→ **Exercise prompt**
With the pictures omitted, write out the entries that follow exactly as they stand.
Data for analysis section start
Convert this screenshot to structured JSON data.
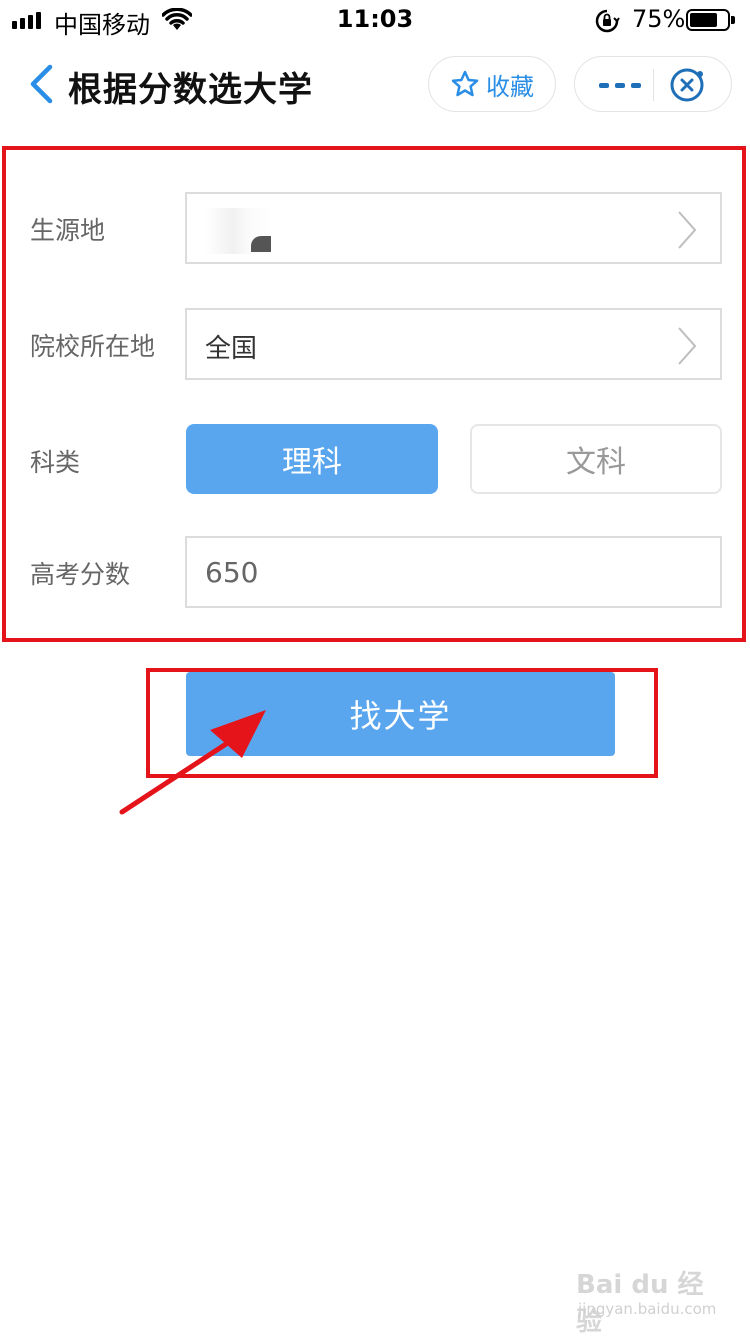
{
  "status_bar": {
    "carrier": "中国移动",
    "time": "11:03",
    "battery_percent": "75%",
    "battery_level": 0.75
  },
  "nav": {
    "title": "根据分数选大学",
    "favorite_label": "收藏",
    "icons": {
      "back": "back-chevron-icon",
      "favorite": "star-icon",
      "more": "more-dots-icon",
      "close": "miniprogram-close-icon"
    }
  },
  "form": {
    "origin": {
      "label": "生源地",
      "value": ""
    },
    "school_location": {
      "label": "院校所在地",
      "value": "全国"
    },
    "subject": {
      "label": "科类",
      "options": [
        "理科",
        "文科"
      ],
      "selected": "理科"
    },
    "score": {
      "label": "高考分数",
      "value": "650"
    }
  },
  "submit_label": "找大学",
  "watermark": {
    "main": "Bai du 经验",
    "sub": "jingyan.baidu.com"
  },
  "colors": {
    "accent": "#5aa6ee",
    "link": "#2a8ee6",
    "highlight": "#e5141b"
  }
}
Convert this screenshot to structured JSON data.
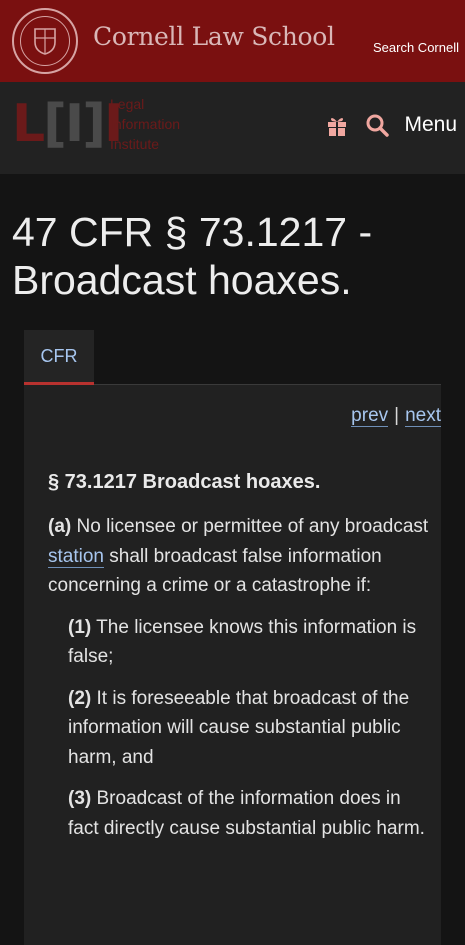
{
  "header": {
    "school_name": "Cornell Law School",
    "search_cornell": "Search Cornell",
    "lii_mark": "LII",
    "lii_words": [
      "Legal",
      "Information",
      "Institute"
    ],
    "menu_label": "Menu",
    "icons": [
      "cornell-seal-icon",
      "gift-icon",
      "search-icon"
    ],
    "colors": {
      "cornell_red": "#7a1010",
      "link": "#a7c6ef",
      "tab_accent": "#b8322f"
    }
  },
  "page": {
    "title": "47 CFR § 73.1217 - Broadcast hoaxes."
  },
  "tabs": [
    {
      "label": "CFR",
      "active": true
    }
  ],
  "nav": {
    "prev": "prev",
    "separator": "|",
    "next": "next"
  },
  "content": {
    "section_heading": "§ 73.1217 Broadcast hoaxes.",
    "para_a": {
      "label": "(a)",
      "text_before": " No licensee or permittee of any broadcast ",
      "link": "station",
      "text_after": " shall broadcast false information concerning a crime or a catastrophe if:"
    },
    "items": [
      {
        "label": "(1)",
        "text": " The licensee knows this information is false;"
      },
      {
        "label": "(2)",
        "text": " It is foreseeable that broadcast of the information will cause substantial public harm, and"
      },
      {
        "label": "(3)",
        "text": " Broadcast of the information does in fact directly cause substantial public harm."
      }
    ]
  }
}
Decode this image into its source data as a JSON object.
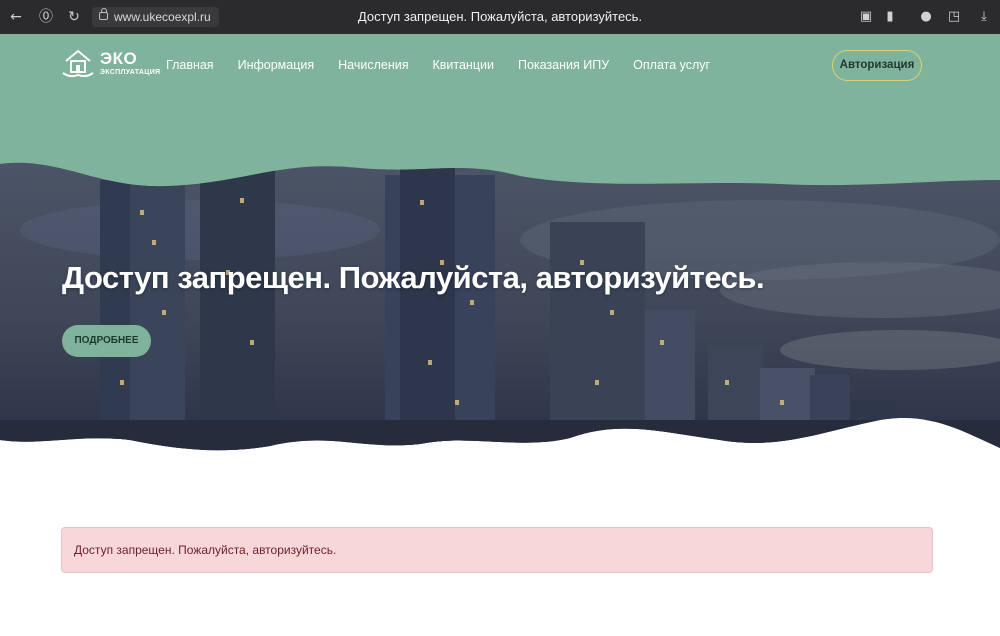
{
  "browser": {
    "url": "www.ukecoexpl.ru",
    "tab_title": "Доступ запрещен. Пожалуйста, авторизуйтесь."
  },
  "site": {
    "logo": {
      "brand": "ЭКО",
      "subtitle": "ЭКСПЛУАТАЦИЯ"
    },
    "menu": [
      {
        "label": "Главная"
      },
      {
        "label": "Информация"
      },
      {
        "label": "Начисления"
      },
      {
        "label": "Квитанции"
      },
      {
        "label": "Показания ИПУ"
      },
      {
        "label": "Оплата услуг"
      }
    ],
    "auth_label": "Авторизация",
    "accent_color": "#7fb39b"
  },
  "hero": {
    "title": "Доступ запрещен. Пожалуйста, авторизуйтесь.",
    "button_label": "ПОДРОБНЕЕ"
  },
  "alert": {
    "message": "Доступ запрещен. Пожалуйста, авторизуйтесь."
  }
}
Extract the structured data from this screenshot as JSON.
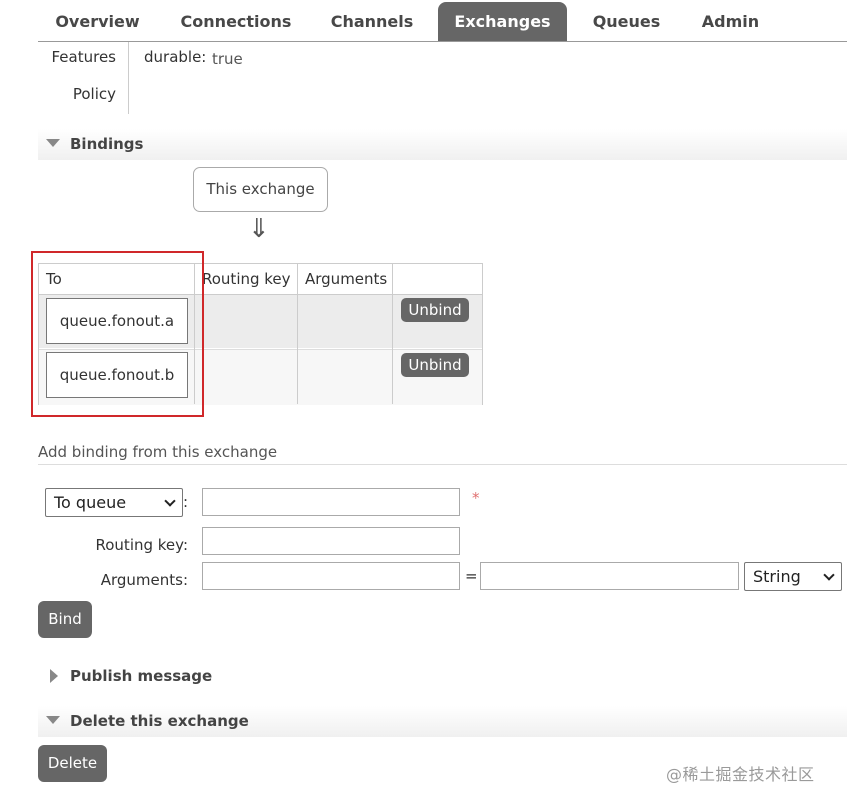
{
  "nav": {
    "tabs": [
      {
        "label": "Overview"
      },
      {
        "label": "Connections"
      },
      {
        "label": "Channels"
      },
      {
        "label": "Exchanges"
      },
      {
        "label": "Queues"
      },
      {
        "label": "Admin"
      }
    ],
    "active": "Exchanges"
  },
  "features": {
    "features_label": "Features",
    "policy_label": "Policy",
    "durable_key": "durable:",
    "durable_value": "true"
  },
  "bindings": {
    "title": "Bindings",
    "source_label": "This exchange",
    "arrow": "⇓",
    "headers": {
      "to": "To",
      "routing_key": "Routing key",
      "arguments": "Arguments"
    },
    "rows": [
      {
        "to": "queue.fonout.a",
        "routing_key": "",
        "arguments": "",
        "action": "Unbind"
      },
      {
        "to": "queue.fonout.b",
        "routing_key": "",
        "arguments": "",
        "action": "Unbind"
      }
    ]
  },
  "add_binding": {
    "title": "Add binding from this exchange",
    "destination_type": "To queue",
    "destination_value": "",
    "required_mark": "*",
    "routing_key_label": "Routing key:",
    "routing_key_value": "",
    "arguments_label": "Arguments:",
    "argument_key": "",
    "equals": "=",
    "argument_value": "",
    "argument_type": "String",
    "colon": ":",
    "bind_label": "Bind"
  },
  "publish": {
    "title": "Publish message"
  },
  "delete": {
    "title": "Delete this exchange",
    "button_label": "Delete"
  },
  "watermark": "@稀土掘金技术社区",
  "colors": {
    "accent": "#666666",
    "highlight": "#d0282a",
    "required": "#e07070"
  }
}
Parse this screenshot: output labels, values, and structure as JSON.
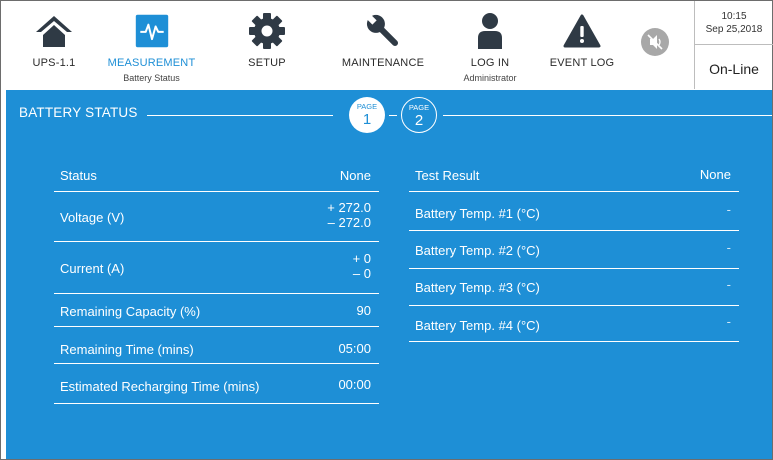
{
  "nav": {
    "items": [
      {
        "label": "UPS-1.1",
        "sub": ""
      },
      {
        "label": "MEASUREMENT",
        "sub": "Battery Status"
      },
      {
        "label": "SETUP",
        "sub": ""
      },
      {
        "label": "MAINTENANCE",
        "sub": ""
      },
      {
        "label": "LOG IN",
        "sub": "Administrator"
      },
      {
        "label": "EVENT LOG",
        "sub": ""
      }
    ],
    "active_item": "MEASUREMENT"
  },
  "status": {
    "time": "10:15",
    "date": "Sep 25,2018",
    "mode": "On-Line"
  },
  "section": {
    "title": "BATTERY STATUS"
  },
  "pages": [
    {
      "caption": "PAGE",
      "number": "1",
      "selected": true
    },
    {
      "caption": "PAGE",
      "number": "2",
      "selected": false
    }
  ],
  "left_table": [
    {
      "label": "Status",
      "value": "None"
    },
    {
      "label": "Voltage (V)",
      "value_pos": "+ 272.0",
      "value_neg": "– 272.0"
    },
    {
      "label": "Current (A)",
      "value_pos": "+ 0",
      "value_neg": "– 0"
    },
    {
      "label": "Remaining Capacity (%)",
      "value": "90"
    },
    {
      "label": "Remaining Time (mins)",
      "value": "05:00"
    },
    {
      "label": "Estimated Recharging Time (mins)",
      "value": "00:00"
    }
  ],
  "right_table": [
    {
      "label": "Test Result",
      "value": "None"
    },
    {
      "label": "Battery Temp. #1 (°C)",
      "value": "-"
    },
    {
      "label": "Battery Temp. #2 (°C)",
      "value": "-"
    },
    {
      "label": "Battery Temp. #3 (°C)",
      "value": "-"
    },
    {
      "label": "Battery Temp. #4 (°C)",
      "value": "-"
    }
  ],
  "colors": {
    "panel": "#1e8fd6",
    "nav_icon": "#2f3a45",
    "accent": "#1e8fd6"
  }
}
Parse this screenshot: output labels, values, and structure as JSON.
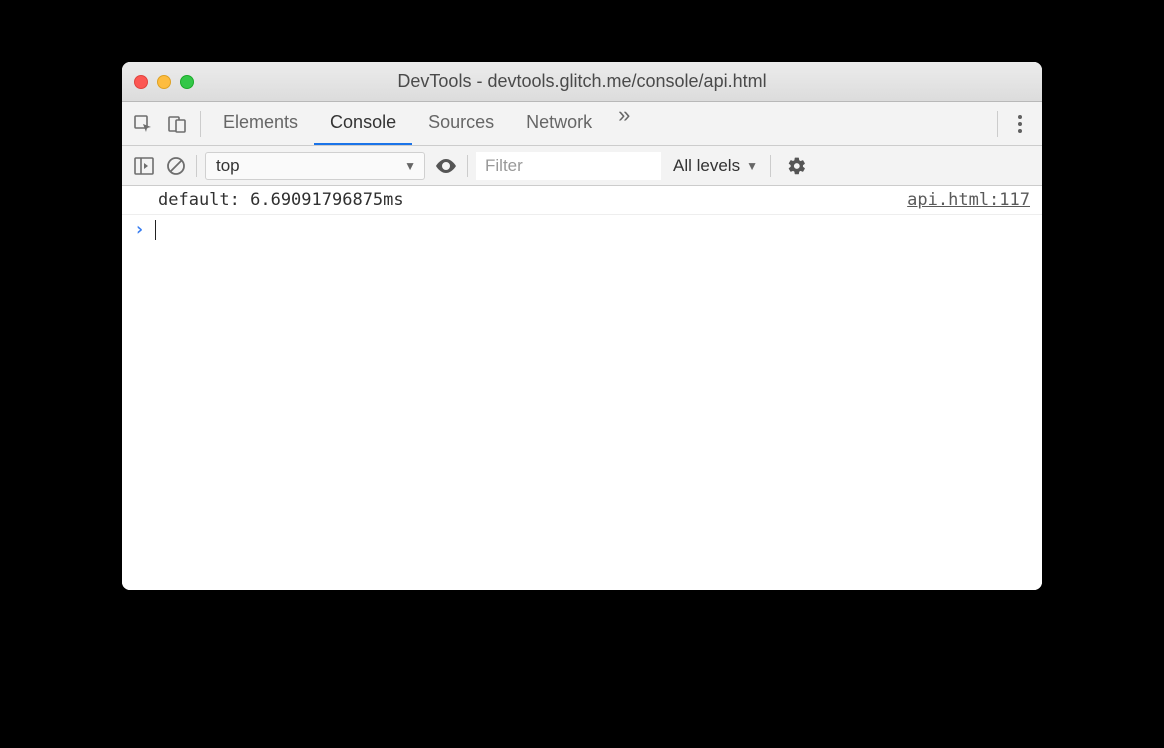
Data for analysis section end
→ **Written reply**
Convert this screenshot to structured JSON data.
{
  "status_bar": {
    "carrier": "中国移动",
    "time": "11:03",
    "battery_percent": "75%",
    "battery_level": 0.75
  },
  "nav": {
    "title": "根据分数选大学",
    "favorite_label": "收藏",
    "icons": {
      "back": "back-chevron-icon",
      "favorite": "star-icon",
      "more": "more-dots-icon",
      "close": "miniprogram-close-icon"
    }
  },
  "form": {
    "origin": {
      "label": "生源地",
      "value": ""
    },
    "school_location": {
      "label": "院校所在地",
      "value": "全国"
    },
    "subject": {
      "label": "科类",
      "options": [
        "理科",
        "文科"
      ],
      "selected": "理科"
    },
    "score": {
      "label": "高考分数",
      "value": "650"
    }
  },
  "submit_label": "找大学",
  "watermark": {
    "main": "Bai du 经验",
    "sub": "jingyan.baidu.com"
  },
  "colors": {
    "accent": "#5aa6ee",
    "link": "#2a8ee6",
    "highlight": "#e5141b"
  }
}
Convert this screenshot to structured JSON data.
{
  "header": {
    "school_name": "Cornell Law School",
    "search_cornell": "Search Cornell",
    "lii_mark": "LII",
    "lii_words": [
      "Legal",
      "Information",
      "Institute"
    ],
    "menu_label": "Menu",
    "icons": [
      "cornell-seal-icon",
      "gift-icon",
      "search-icon"
    ],
    "colors": {
      "cornell_red": "#7a1010",
      "link": "#a7c6ef",
      "tab_accent": "#b8322f"
    }
  },
  "page": {
    "title": "47 CFR § 73.1217 - Broadcast hoaxes."
  },
  "tabs": [
    {
      "label": "CFR",
      "active": true
    }
  ],
  "nav": {
    "prev": "prev",
    "separator": "|",
    "next": "next"
  },
  "content": {
    "section_heading": "§ 73.1217 Broadcast hoaxes.",
    "para_a": {
      "label": "(a)",
      "text_before": " No licensee or permittee of any broadcast ",
      "link": "station",
      "text_after": " shall broadcast false information concerning a crime or a catastrophe if:"
    },
    "items": [
      {
        "label": "(1)",
        "text": " The licensee knows this information is false;"
      },
      {
        "label": "(2)",
        "text": " It is foreseeable that broadcast of the information will cause substantial public harm, and"
      },
      {
        "label": "(3)",
        "text": " Broadcast of the information does in fact directly cause substantial public harm."
      }
    ]
  }
}
Decode this image into its source data as a JSON object.
{
  "browser": {
    "url": "www.ukecoexpl.ru",
    "tab_title": "Доступ запрещен. Пожалуйста, авторизуйтесь."
  },
  "site": {
    "logo": {
      "brand": "ЭКО",
      "subtitle": "ЭКСПЛУАТАЦИЯ"
    },
    "menu": [
      {
        "label": "Главная"
      },
      {
        "label": "Информация"
      },
      {
        "label": "Начисления"
      },
      {
        "label": "Квитанции"
      },
      {
        "label": "Показания ИПУ"
      },
      {
        "label": "Оплата услуг"
      }
    ],
    "auth_label": "Авторизация",
    "accent_color": "#7fb39b"
  },
  "hero": {
    "title": "Доступ запрещен. Пожалуйста, авторизуйтесь.",
    "button_label": "ПОДРОБНЕЕ"
  },
  "alert": {
    "message": "Доступ запрещен. Пожалуйста, авторизуйтесь."
  }
}
Extract the structured data from this screenshot as JSON.
{
  "nav": {
    "tabs": [
      {
        "label": "Overview"
      },
      {
        "label": "Connections"
      },
      {
        "label": "Channels"
      },
      {
        "label": "Exchanges"
      },
      {
        "label": "Queues"
      },
      {
        "label": "Admin"
      }
    ],
    "active": "Exchanges"
  },
  "features": {
    "features_label": "Features",
    "policy_label": "Policy",
    "durable_key": "durable:",
    "durable_value": "true"
  },
  "bindings": {
    "title": "Bindings",
    "source_label": "This exchange",
    "arrow": "⇓",
    "headers": {
      "to": "To",
      "routing_key": "Routing key",
      "arguments": "Arguments"
    },
    "rows": [
      {
        "to": "queue.fonout.a",
        "routing_key": "",
        "arguments": "",
        "action": "Unbind"
      },
      {
        "to": "queue.fonout.b",
        "routing_key": "",
        "arguments": "",
        "action": "Unbind"
      }
    ]
  },
  "add_binding": {
    "title": "Add binding from this exchange",
    "destination_type": "To queue",
    "destination_value": "",
    "required_mark": "*",
    "routing_key_label": "Routing key:",
    "routing_key_value": "",
    "arguments_label": "Arguments:",
    "argument_key": "",
    "equals": "=",
    "argument_value": "",
    "argument_type": "String",
    "colon": ":",
    "bind_label": "Bind"
  },
  "publish": {
    "title": "Publish message"
  },
  "delete": {
    "title": "Delete this exchange",
    "button_label": "Delete"
  },
  "watermark": "@稀土掘金技术社区",
  "colors": {
    "accent": "#666666",
    "highlight": "#d0282a",
    "required": "#e07070"
  }
}
Parse this screenshot: output labels, values, and structure as JSON.
{
  "nav": {
    "items": [
      {
        "label": "UPS-1.1",
        "sub": ""
      },
      {
        "label": "MEASUREMENT",
        "sub": "Battery Status"
      },
      {
        "label": "SETUP",
        "sub": ""
      },
      {
        "label": "MAINTENANCE",
        "sub": ""
      },
      {
        "label": "LOG IN",
        "sub": "Administrator"
      },
      {
        "label": "EVENT LOG",
        "sub": ""
      }
    ],
    "active_item": "MEASUREMENT"
  },
  "status": {
    "time": "10:15",
    "date": "Sep 25,2018",
    "mode": "On-Line"
  },
  "section": {
    "title": "BATTERY STATUS"
  },
  "pages": [
    {
      "caption": "PAGE",
      "number": "1",
      "selected": true
    },
    {
      "caption": "PAGE",
      "number": "2",
      "selected": false
    }
  ],
  "left_table": [
    {
      "label": "Status",
      "value": "None"
    },
    {
      "label": "Voltage (V)",
      "value_pos": "+ 272.0",
      "value_neg": "– 272.0"
    },
    {
      "label": "Current (A)",
      "value_pos": "+ 0",
      "value_neg": "– 0"
    },
    {
      "label": "Remaining Capacity (%)",
      "value": "90"
    },
    {
      "label": "Remaining Time (mins)",
      "value": "05:00"
    },
    {
      "label": "Estimated Recharging Time (mins)",
      "value": "00:00"
    }
  ],
  "right_table": [
    {
      "label": "Test Result",
      "value": "None"
    },
    {
      "label": "Battery Temp. #1 (°C)",
      "value": "-"
    },
    {
      "label": "Battery Temp. #2 (°C)",
      "value": "-"
    },
    {
      "label": "Battery Temp. #3 (°C)",
      "value": "-"
    },
    {
      "label": "Battery Temp. #4 (°C)",
      "value": "-"
    }
  ],
  "colors": {
    "panel": "#1e8fd6",
    "nav_icon": "#2f3a45",
    "accent": "#1e8fd6"
  }
}
Parse this screenshot: output labels, values, and structure as JSON.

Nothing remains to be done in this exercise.